Paul Krugman, May 20:
Where Are the Deficit Celebrations?
For three years and more Beltway politics has been all about the deficit. Urgent action was needed to avert crisis. A Grand Bargain absolutely had to be reached. Fix the Debt, now now now!
So where are the celebrations now that the debt issue looks, if not solved, at least greatly mitigated? And it’s not just recovering revenues: health costs, the biggest driver of long-run spending, have slowed dramatically.
What we’re getting from the deficit scolds, however, are at best grudging admissions that things may look a bit less dire…
[T]hink about the personal career incentives of the professional deficit scolds. You’re Bowles/Simpson, with a lucrative and ego-satisfying business of going around the country delivering ominous talks about The Deficit; you’re an employee of one of the many Pete Peterson front groups; and now, all of a sudden, the deficit is receding, and you had nothing to do with it. It’s a disaster!
And so the deficit progress must be minimized and bad-mouthed.
Ezra Klein, May 22:
Stop celebrating our falling deficits.
It’s time to stop celebrating last week’s Congressional Budget Office report. Our deficits aren’t dropping because we’re doing something right. They’re dropping because we’re doing everything wrong.
My initial piece on the CBO report led with the surprising news that the agency had knocked more than $600 billion off its projections for the deficit over the next decade. But as I wrote then, the deficit is following a weird path. It’s not a gradual decline. It’s not a temporary uptick as we spend to create jobs followed by a sharper decline as the economy recovers. It’s a sharp decline followed by a gradual rise — it looks a bit like a Nike Swoosh.
The types of policies matter, too. We want to cut the deficit by reducing spending on programs that don’t add much to the economy and raising taxes on people who can afford it. Instead, a lot of our deficit reduction is coming through sequestration, which everyone agrees is pretty much insane, and which focuses on the part of the budget that isn’t growing.
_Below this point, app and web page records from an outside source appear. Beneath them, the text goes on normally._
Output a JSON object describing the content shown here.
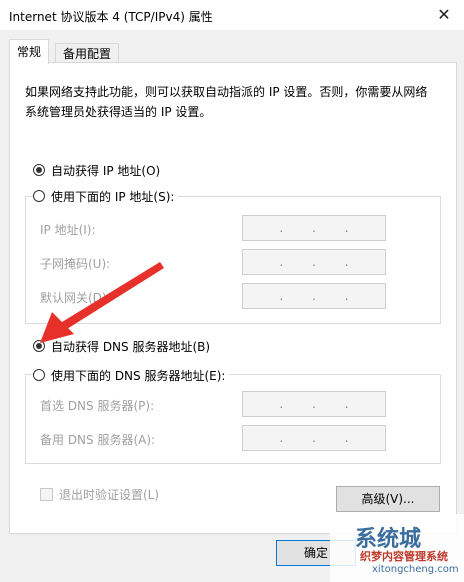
{
  "window": {
    "title": "Internet 协议版本 4 (TCP/IPv4) 属性",
    "close_glyph": "✕"
  },
  "tabs": [
    {
      "label": "常规",
      "active": true
    },
    {
      "label": "备用配置",
      "active": false
    }
  ],
  "description": "如果网络支持此功能，则可以获取自动指派的 IP 设置。否则，你需要从网络系统管理员处获得适当的 IP 设置。",
  "ip": {
    "auto_label": "自动获得 IP 地址(O)",
    "auto_selected": true,
    "manual_label": "使用下面的 IP 地址(S):",
    "fields": [
      {
        "label": "IP 地址(I):"
      },
      {
        "label": "子网掩码(U):"
      },
      {
        "label": "默认网关(D):"
      }
    ]
  },
  "dns": {
    "auto_label": "自动获得 DNS 服务器地址(B)",
    "auto_selected": true,
    "manual_label": "使用下面的 DNS 服务器地址(E):",
    "fields": [
      {
        "label": "首选 DNS 服务器(P):"
      },
      {
        "label": "备用 DNS 服务器(A):"
      }
    ]
  },
  "validate_label": "退出时验证设置(L)",
  "advanced_button": "高级(V)...",
  "ok_button": "确定",
  "annotation_color": "#e8302a",
  "watermark": {
    "main": "系统城",
    "sub": "织梦内容管理系统",
    "url": "xitongcheng.com"
  }
}
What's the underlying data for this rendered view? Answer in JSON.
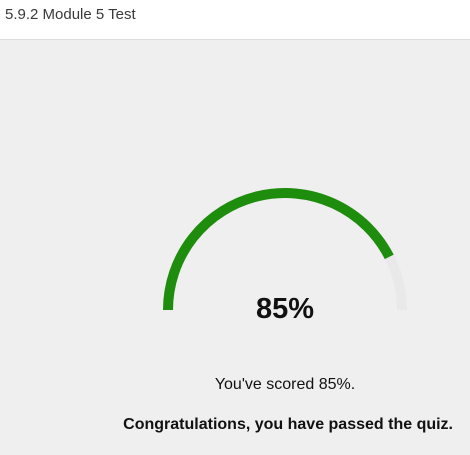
{
  "header": {
    "title": "5.9.2 Module 5 Test"
  },
  "result": {
    "score_value": 0.85,
    "score_label": "85%",
    "score_text": "You've scored 85%.",
    "message": "Congratulations, you have passed the quiz."
  },
  "colors": {
    "gauge_fill": "#1e8c0c",
    "gauge_track": "#e9e9e9",
    "background": "#efefef"
  }
}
Basically none of the savings are coming through entitlement reforms that will grow in the second or third decades, or through tax reforms.
It’s as if we took all the good ideas people had to help the economy and reduce the deficit and did the opposite. But because Washington myopically focuses on the number that denotes the deficit rather than the policies behind it or how well it matches the likely path of the economy, many in town are celebrating the report and declaring their work pretty much done, at least for now.
I take great comfort in the above quotes, for the following two reasons:
(1) No matter how you slice it, Krugman or Klein has to be completely full of it. It is impossible for them both to be correct on this.
(2) Ezra Klein apparently doesn’t read Paul Krugman’s blog.
UPDATE: Let me make sure you guys don’t just think this is a funny gotcha based on Krugman’s rhetorical flourish. I am not basing my post on the clearly contradictory titles of Krugman and Klein’s respective blog posts. There’s a reason I quoted both of them at length: their substantive analysis of the CBO report is totally different. Krugman is saying the good news on the deficit front is coming from ObamaCare and other sensible reforms, which the myopic budget slashers had nothing to do with. Klein, in contrast, is saying that the bad news on the deficit front is coming from short-term gimmicks that don’t rein in long-term entitlements like Medicare and Medicaid.
So to be clear, I wasn’t using a figure of speech when I said “full of it.” I mean, at least Krugman or Klein (a) didn’t bother reading the CBO report to see what was driving the revision, (b) tried to read it but made a mistake, or (c) is consciously lying.
(Note that I am not accusing Krugman of lying, or of being stupid. I am quite prepared to believe that he didn’t read the report carefully before firing off his blog post about it.)